We finally have the full spoiler for Lorcana, The First Chapter! Just the other day, Ravensburger released the official Lorcana companion app, which includes a complete, searchable card database and deckbuilder. And now that we can see all of the cards side-by-side, it’s time to break them all down and see what makes them tick.
There are six ink colors in Lorcana: Amber, Amethyst, Emerald, Ruby, Sapphire and Steel. Think mana types in Magic: The Gathering or energy types in Pokémon. Like those other TCGs, the ink color of a card plays a big part in deckbuilding. At minimum, your deck has to contain sixty cards, and you can only have four copies of a given card. Unlike those games though, Lorcana deckbuilding rules strictly limit you to one or two colors. That means it’s more important than ever to understand what each color has to offer, so you can make sure your deck has everything it needs to get you to 20 lore before your opponent.
Steel Ink Identity
Officially, Steel is the ink of the strong and powerful. The heavily armored. The large and in charge. Here you’ll find Beast and Maui, Kronk and Gantu. Plenty of brawn to go around. You’ll also find heavily armed characters like Captain Hook and Hercules. Simba, Returned King is the face of Steel in the Sapphire/Steel starter deck, opposite Aurora.
Mechanically, Steel lives up to its description. At low ink costs, it is unremarkable, but at higher costs you find cards like Maui, Demigod – an inkable 8/8 for 8 who quests for 3 lore. You also get Simba, Rightful Heir and Te Ka, Heartless, who both allow you to gain lore through challenging
Lorcana’s Brute Squad
As a challenge-oriented ink, Steel has plenty of removal. What’s unique is that a lot of this is item-oriented. Beast, Hardheaded, has an ETB (enter the battlefield) ability that lets you banish a target item. Steel also has item removal in the form of Break, a two ink action that is exactly the sort of cheap answer you need to halt Sapphire in its tracks.

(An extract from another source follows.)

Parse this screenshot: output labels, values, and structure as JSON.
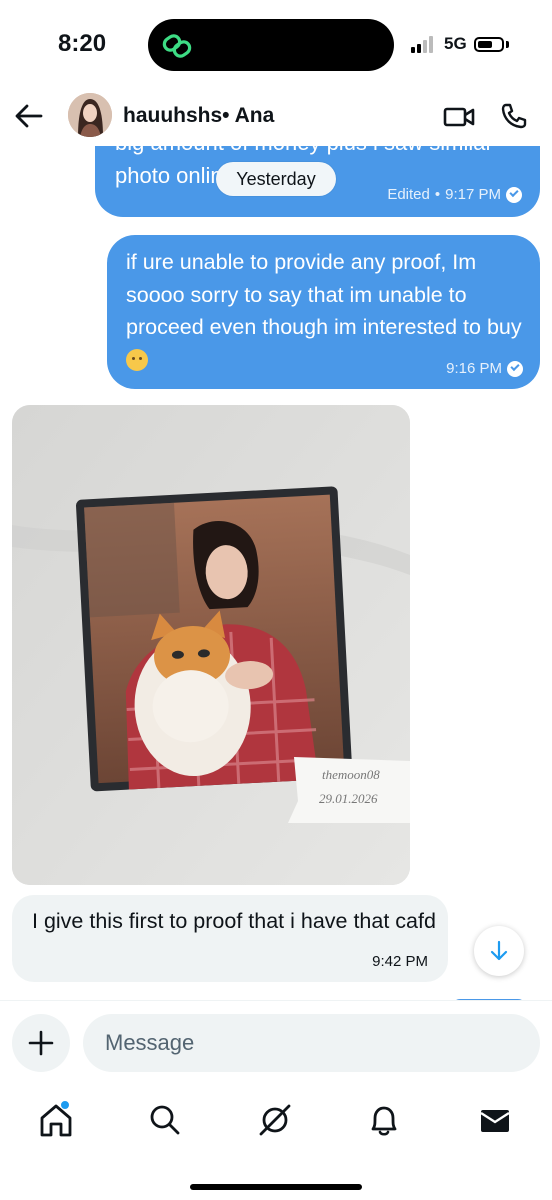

The other things Steel really does well, other than smash faces, are card draw and direct damage. Three of Steel’s six actions deal direct damage to opposing characters. Smash, for instance, deals three damage to target character for three ink. Direct damage frees you up to quest, if you are light on ways to re-ready your characters.
Since it was spoiled, there has been a lot of buzz about Steel’s song A Whole New World. Not only is the art gorgeous, but it’s the only mass discard/draw effect in The First Chapter. (You’ll hear this referred to as wheeling, a reference to Magic: the Gathering cards which do the same thing.)
Not only does having to discard a full hand disrupt your opponent in a big way, but wheeling lets you refill your hand if you’re playing a lot of cards on your turn. Or if you just don’t like the hand you’ve got.
I would be remiss in not mentioning that Steel is the ink of the Three Musketeers. Both the Donald and Mickey musketeer characters appear in Steel, as does the item Musketeer Tabard. The third Musketeer, Goofy, is found in Amber. All three carry the Bodyguard keyword, and each has an ability that buffs other Musketeers. Amber/Steel seems like it would be a strong defensive deck, and a Musketeer-theme is definitely flavorful. It’s something you can expect to see a lot of, for that reason alone.
A solid foundation
With strong offense and decent utility, Steel is a great ink to consider for the foundation of your Lorcana deck. It partners well to support Sapphire’s hunger for cards and items. Paired with Ruby, you can leave your opponents scratching their heads as you gain lore through challenging rather than questing. If your local meta is heavy on Sapphire decks, it will make an excellent second color for its item destruction alone. The ink that has the least to gain from Steel is Emerald, since a lot of the challenging tools seem to be redundant.
Got a Lorcana deck that runs steel ink? Drop a comment below or tag me on Twitter. We just might feature it in a video!
Lorcana releases in local game stores August 18, 2023.